“Is there racism in Klamath Falls?” Adams asked. “Certainly there is and there probably is just about everywhere in the United States. I think we have to work to keep it down and correct people when they do something that offends people. But I think with freedom of speech … it’s really hard to completely eradicate the situation … this (resolution) will put a black mark on Klamath Falls if we start pushing this here.”
Eric Osterberg, assistant to the city manager and advisor to the task force, provided council members context to understand the challenges faced by people of color within the community.
“The intent of the resolution is not to condemn the community as racist but to just call out that there is an issue of racism that persists within our community,” Osterberg said.

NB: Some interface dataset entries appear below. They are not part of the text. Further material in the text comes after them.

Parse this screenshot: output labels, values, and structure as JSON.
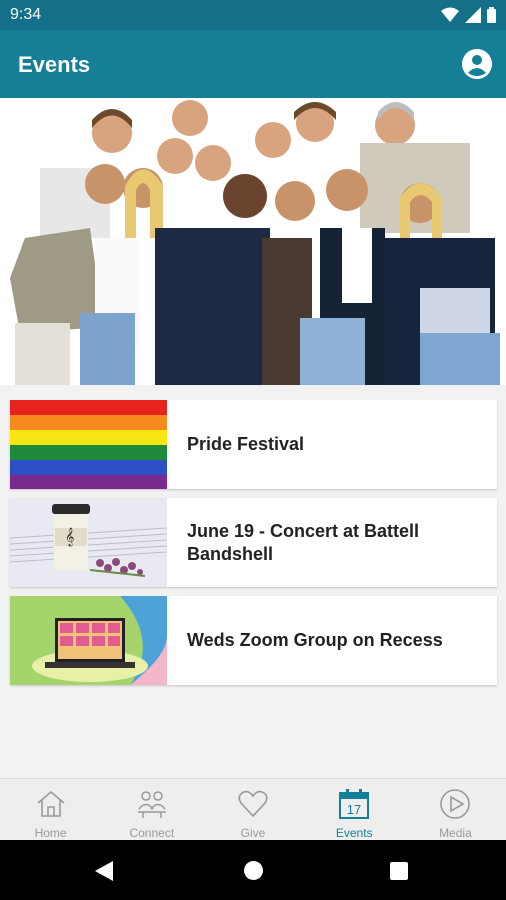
{
  "status_bar": {
    "time": "9:34"
  },
  "app_bar": {
    "title": "Events",
    "profile_icon": "account-circle-icon"
  },
  "events": [
    {
      "title": "Pride Festival",
      "thumbnail": "rainbow-flag"
    },
    {
      "title": "June 19 - Concert at Battell Bandshell",
      "thumbnail": "coffee-cup-sheet-music"
    },
    {
      "title": "Weds Zoom Group on Recess",
      "thumbnail": "laptop-video-call"
    }
  ],
  "bottom_nav": {
    "items": [
      {
        "label": "Home",
        "icon": "home-icon"
      },
      {
        "label": "Connect",
        "icon": "people-icon"
      },
      {
        "label": "Give",
        "icon": "heart-icon"
      },
      {
        "label": "Events",
        "icon": "calendar-icon",
        "badge": "17",
        "active": true
      },
      {
        "label": "Media",
        "icon": "play-icon"
      }
    ]
  },
  "colors": {
    "primary": "#167f98",
    "status_bar": "#137088",
    "inactive": "#9a9a9a"
  }
}
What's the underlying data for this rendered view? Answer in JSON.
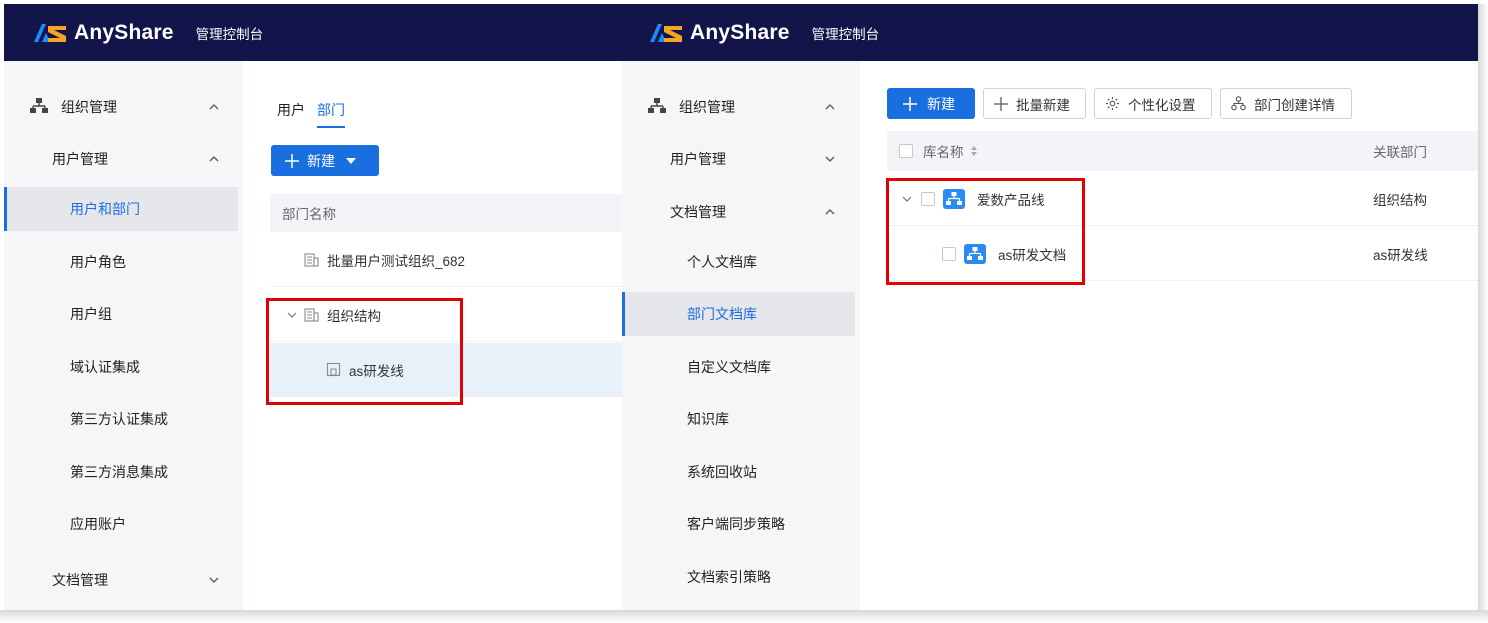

He explained that there are two kinds of systemic prejudice when talking about racism.
“The first form, which is de jure by law, is the written or overt forms of prejudice,” Osterberg said. “They are typically codified internally and on the books and they take the form of policy and law. The second is the more insidious and subtle kind, which is racism and prejudice in practice … It can come out in unconscious bias when it comes to decision-making.”
Osterberg noted that two billboards in Klamath Falls were defaced just this month with swastikas and the numbers “1488,” which symbolizes white supremacy and the Nazi ideology.
“The big question today in this resolution is what constitutes a crisis,” Osterberg said. “Equal opportunity isn’t achievable with the presence of racism in our community and I think it is a pretty compelling case that that continues to be the case in our community.”
Osterberg recommended the city could recognize the issue of racism is unresolved in the community, ensure policies aren’t discriminatory, build cultural awareness and foster an equitable and inclusive community.
Councilors all shared a desire to discuss the nuances of the resolution’s wording prior to the next council meeting, where it would be considered again.
“As far as the overall content, and their goals and objectives, I think they’re spot on and really need to be addressed,” said longtime Councilor Dan Tofell, via telephone.
Council President Todd Andres was absent from the meeting and was excused.
In other business, Council members heard from:
– Klamath Falls Police Chief Dave Henslee, who requested and received a moment of silence for Richard C. Swan, Sr., who was killed in the line of duty 32 years ago as of Monday. He is the only police officer in Klamath Falls to ever be killed in the line of duty.
– Mayor Westfall declared Nov. 28 as Small Business Saturday. Westfall urged residents to spend their money at local businesses on that weekend, and throughout the year.
*See Klamath Tribes racial inequity Press Release attached.